1. Facilitate a more competitive power sector;
2. Review and reduce the cost of power;
3. Empower electric coops; and
4. Continue to develop indigenous and renewable sources of energy.
Facilitating a More Competitive Power Sector
To increase competition, Dr. David espouses the development of a one-stop-shop for investments to speed up the permitting process for prospective power developers. In the current setup, potential investors are required to secure practically over a hundred permits from several government agencies, both national and local. Dr. David observes that the bureaucracy discourages many possible investors and, consequently, derails the energy projects that can address the current base load shortages. Moreover, Dr. David believes that the Wholesale Electricity Spot Market (WESM) must play a larger role because it is said to contribute only 10%, at most, of the total power requirement. For Dr. David, operational rules of the WESM can be further improved, like the determination of power cost through the system marginal price rule.
Review and Reduction of the Cost of Power
Because taxes contribute to 10% of a consumer’s electric bill, Dr. David argues that the government should particularly review the Value Added Tax (VAT), the Energy Tax, and Royalties, all of which are passed on to the consumer. Also, Dr. David calls for the proper implementation of the Competitive Selection Process (CSP), which, instead of bringing down electricity prices, might have the opposite effect given the inabundance of power supply among other present conditions in the market.
Empowering Electric Cooperatives
Dr. David believes that empowering electric cooperatives is the key to energy security in the countryside and the growing urban centers outside Metro Manila because many coops are able to reduce the price of electricity within their jurisdiction through technical training, adopting a transparent competitive process in power supply bidding, and designing the power supply contract advantageous to their respective requirements. According to Dr. David, the role of strong electric cooperatives becomes even more crucial in island power development because such presents an opportunity to plan carefully the right electricity source balance, exploiting indigenous sources such as mini hydropower, wind and even solar that fit perfectly to these off-grid islands given their smaller electricity demands.
Continuing to Develop Indigenous and Renewable Sources of Energy

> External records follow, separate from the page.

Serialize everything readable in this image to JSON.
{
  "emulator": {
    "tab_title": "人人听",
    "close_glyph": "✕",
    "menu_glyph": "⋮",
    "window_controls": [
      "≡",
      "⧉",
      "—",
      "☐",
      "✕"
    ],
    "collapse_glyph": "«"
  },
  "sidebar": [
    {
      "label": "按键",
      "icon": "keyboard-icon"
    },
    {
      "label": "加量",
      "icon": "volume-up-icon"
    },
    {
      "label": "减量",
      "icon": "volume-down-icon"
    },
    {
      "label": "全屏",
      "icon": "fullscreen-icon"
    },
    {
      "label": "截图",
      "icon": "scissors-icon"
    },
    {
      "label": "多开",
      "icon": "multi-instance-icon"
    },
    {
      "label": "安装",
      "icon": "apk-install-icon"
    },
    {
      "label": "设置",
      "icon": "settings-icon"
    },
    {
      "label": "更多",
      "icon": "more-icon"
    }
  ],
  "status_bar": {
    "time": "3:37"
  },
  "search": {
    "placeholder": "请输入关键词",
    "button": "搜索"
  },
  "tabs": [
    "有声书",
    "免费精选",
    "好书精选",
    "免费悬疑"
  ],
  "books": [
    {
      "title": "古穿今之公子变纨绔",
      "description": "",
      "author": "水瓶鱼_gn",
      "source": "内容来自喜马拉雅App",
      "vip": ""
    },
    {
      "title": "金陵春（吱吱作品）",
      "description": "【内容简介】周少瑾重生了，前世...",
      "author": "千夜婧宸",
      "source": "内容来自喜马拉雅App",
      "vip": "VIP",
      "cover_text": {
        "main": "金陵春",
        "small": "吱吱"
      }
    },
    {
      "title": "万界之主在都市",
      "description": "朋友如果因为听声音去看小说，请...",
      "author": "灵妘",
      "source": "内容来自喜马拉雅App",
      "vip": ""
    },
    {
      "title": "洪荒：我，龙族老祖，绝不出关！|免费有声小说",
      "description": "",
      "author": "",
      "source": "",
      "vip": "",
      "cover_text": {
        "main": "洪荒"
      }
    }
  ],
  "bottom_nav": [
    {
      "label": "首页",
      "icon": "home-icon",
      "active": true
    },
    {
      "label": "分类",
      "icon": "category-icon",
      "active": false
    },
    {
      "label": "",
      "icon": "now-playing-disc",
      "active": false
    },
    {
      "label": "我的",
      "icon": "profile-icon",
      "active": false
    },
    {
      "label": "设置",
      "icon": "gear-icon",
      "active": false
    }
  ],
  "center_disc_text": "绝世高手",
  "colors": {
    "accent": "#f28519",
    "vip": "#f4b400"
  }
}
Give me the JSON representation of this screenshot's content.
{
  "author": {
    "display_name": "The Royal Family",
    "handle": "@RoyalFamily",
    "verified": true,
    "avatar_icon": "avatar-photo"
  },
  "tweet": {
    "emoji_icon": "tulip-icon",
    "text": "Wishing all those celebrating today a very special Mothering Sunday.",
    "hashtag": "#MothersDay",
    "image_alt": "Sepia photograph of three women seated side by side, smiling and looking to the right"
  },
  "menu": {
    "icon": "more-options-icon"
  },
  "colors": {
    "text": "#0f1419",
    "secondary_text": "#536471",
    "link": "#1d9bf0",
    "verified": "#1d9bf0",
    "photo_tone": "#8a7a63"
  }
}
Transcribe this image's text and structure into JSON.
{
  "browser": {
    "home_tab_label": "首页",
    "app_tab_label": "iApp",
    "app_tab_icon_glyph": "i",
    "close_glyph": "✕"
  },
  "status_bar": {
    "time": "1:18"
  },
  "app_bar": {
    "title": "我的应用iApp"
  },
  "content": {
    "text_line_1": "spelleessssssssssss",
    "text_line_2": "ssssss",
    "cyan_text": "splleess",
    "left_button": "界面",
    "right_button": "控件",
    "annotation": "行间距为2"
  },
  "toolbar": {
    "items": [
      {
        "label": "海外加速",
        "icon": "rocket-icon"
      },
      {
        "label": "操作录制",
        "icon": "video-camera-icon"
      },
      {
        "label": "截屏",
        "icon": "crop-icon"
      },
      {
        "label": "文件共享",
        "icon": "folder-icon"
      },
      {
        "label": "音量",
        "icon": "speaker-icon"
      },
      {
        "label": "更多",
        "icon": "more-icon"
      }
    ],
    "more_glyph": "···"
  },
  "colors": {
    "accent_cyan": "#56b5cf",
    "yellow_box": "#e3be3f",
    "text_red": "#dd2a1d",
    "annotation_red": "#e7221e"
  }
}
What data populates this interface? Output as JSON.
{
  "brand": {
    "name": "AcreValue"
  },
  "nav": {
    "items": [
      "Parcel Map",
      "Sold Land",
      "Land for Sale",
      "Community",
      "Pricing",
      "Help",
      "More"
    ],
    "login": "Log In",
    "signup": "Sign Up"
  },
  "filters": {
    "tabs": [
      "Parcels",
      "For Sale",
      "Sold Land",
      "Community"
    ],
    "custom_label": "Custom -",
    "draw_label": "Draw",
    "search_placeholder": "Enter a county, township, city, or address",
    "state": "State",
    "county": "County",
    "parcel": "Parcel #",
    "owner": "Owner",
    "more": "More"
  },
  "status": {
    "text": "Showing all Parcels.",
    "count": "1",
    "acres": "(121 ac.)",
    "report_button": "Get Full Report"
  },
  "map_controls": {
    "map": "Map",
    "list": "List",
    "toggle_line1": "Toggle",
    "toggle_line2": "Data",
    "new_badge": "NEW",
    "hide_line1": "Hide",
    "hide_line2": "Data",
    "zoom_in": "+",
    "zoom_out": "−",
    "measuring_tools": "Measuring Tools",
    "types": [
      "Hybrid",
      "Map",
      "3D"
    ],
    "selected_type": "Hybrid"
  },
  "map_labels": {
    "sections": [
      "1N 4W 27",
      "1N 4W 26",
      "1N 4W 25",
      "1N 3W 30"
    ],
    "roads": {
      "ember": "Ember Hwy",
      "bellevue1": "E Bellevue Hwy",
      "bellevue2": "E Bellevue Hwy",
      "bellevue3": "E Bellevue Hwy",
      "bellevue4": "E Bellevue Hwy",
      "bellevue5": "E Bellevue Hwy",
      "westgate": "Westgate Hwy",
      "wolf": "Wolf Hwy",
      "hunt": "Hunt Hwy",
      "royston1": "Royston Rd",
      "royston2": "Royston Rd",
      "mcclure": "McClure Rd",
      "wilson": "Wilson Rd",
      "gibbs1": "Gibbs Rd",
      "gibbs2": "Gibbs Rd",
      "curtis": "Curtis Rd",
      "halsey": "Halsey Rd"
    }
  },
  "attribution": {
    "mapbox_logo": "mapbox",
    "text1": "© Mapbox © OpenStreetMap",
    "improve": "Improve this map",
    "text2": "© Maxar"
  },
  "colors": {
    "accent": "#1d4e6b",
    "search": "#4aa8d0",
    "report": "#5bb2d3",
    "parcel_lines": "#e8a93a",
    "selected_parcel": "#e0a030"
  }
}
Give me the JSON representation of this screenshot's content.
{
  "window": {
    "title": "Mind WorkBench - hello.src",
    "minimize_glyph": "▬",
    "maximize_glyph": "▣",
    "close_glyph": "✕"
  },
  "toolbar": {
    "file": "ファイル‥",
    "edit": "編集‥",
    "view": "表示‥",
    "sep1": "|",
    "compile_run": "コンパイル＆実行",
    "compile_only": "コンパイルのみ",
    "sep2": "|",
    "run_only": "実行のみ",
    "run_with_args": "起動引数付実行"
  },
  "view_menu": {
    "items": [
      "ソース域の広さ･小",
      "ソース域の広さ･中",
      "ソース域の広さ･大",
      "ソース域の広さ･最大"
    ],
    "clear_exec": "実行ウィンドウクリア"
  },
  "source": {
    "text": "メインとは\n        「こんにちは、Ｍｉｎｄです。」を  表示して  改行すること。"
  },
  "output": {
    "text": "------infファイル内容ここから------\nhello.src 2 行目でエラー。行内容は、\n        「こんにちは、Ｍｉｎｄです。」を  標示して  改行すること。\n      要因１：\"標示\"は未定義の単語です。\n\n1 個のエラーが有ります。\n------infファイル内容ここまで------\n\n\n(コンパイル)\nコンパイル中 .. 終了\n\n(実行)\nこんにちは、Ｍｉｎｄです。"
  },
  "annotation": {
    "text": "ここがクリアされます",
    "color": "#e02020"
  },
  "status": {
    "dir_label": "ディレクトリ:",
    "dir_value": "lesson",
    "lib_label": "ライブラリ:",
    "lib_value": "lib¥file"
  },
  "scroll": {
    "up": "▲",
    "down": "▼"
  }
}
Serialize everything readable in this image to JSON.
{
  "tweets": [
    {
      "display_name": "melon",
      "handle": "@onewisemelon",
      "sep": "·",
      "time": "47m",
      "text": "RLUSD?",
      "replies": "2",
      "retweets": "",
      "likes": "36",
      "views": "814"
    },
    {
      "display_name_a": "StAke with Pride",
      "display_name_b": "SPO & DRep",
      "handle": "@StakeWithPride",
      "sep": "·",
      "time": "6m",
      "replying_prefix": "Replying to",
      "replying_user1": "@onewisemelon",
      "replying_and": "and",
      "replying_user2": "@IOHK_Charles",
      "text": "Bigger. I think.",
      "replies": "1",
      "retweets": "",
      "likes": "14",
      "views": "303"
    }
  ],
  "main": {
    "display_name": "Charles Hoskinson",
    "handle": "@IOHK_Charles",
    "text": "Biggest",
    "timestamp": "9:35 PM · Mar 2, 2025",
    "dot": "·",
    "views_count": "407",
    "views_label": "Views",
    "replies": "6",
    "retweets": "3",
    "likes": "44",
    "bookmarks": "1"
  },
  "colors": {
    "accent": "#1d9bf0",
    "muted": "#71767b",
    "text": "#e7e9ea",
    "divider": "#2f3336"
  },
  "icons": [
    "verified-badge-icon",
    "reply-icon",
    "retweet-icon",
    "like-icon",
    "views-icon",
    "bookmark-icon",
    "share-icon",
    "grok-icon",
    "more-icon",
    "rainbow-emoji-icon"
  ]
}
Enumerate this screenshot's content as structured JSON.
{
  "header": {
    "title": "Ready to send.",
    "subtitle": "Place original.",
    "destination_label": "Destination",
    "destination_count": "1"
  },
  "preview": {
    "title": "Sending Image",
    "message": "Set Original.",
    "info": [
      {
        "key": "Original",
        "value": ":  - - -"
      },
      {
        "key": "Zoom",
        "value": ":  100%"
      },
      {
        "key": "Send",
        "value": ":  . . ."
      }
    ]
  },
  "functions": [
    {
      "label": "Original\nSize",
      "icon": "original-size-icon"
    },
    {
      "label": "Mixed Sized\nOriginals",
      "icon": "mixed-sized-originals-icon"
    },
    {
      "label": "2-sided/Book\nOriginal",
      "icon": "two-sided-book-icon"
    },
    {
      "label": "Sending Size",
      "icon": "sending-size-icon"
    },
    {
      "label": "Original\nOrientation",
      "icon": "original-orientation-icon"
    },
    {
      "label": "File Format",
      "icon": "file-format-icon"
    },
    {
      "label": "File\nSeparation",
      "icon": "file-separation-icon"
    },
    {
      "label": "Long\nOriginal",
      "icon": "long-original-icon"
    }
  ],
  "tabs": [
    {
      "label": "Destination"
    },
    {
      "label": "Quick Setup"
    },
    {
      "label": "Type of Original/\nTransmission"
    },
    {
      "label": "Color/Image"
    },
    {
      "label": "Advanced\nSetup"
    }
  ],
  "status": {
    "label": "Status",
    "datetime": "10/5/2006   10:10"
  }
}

Citing the Energy Regulatory Commission (ERC) policy allowing electricity end users to feed excess electricity from renewable energy sources back to the national grid, Dr. David supports the initiative to incentivize the public’s investment in RE for home and light industry consumption. In establishing a Renewable Portfolio Standards (RPS), Dr. David advances the proposition that the government should adopt the “Least Cost Mix” principle, which refers to the delivery of energy through a blend of sources and efficiency measures that take into account not only the reliability and the price of these sources but also the public’s willingness to include cleaner, if more expensive, renewable energy sources. Further, Dr. David is for the implementation of the Biofuels Act of 2006, but for him, there should be a comprehensive program to address the biofuel supply shortage. Lastly, he is also for the full implementation of the Retail Competition and Open Access (RCOA) under the EPIRA Law in developing a true open market.
To read the entirety of “Striking a Balanced Energy Mix, Ensuring Security and Affordability”, click here.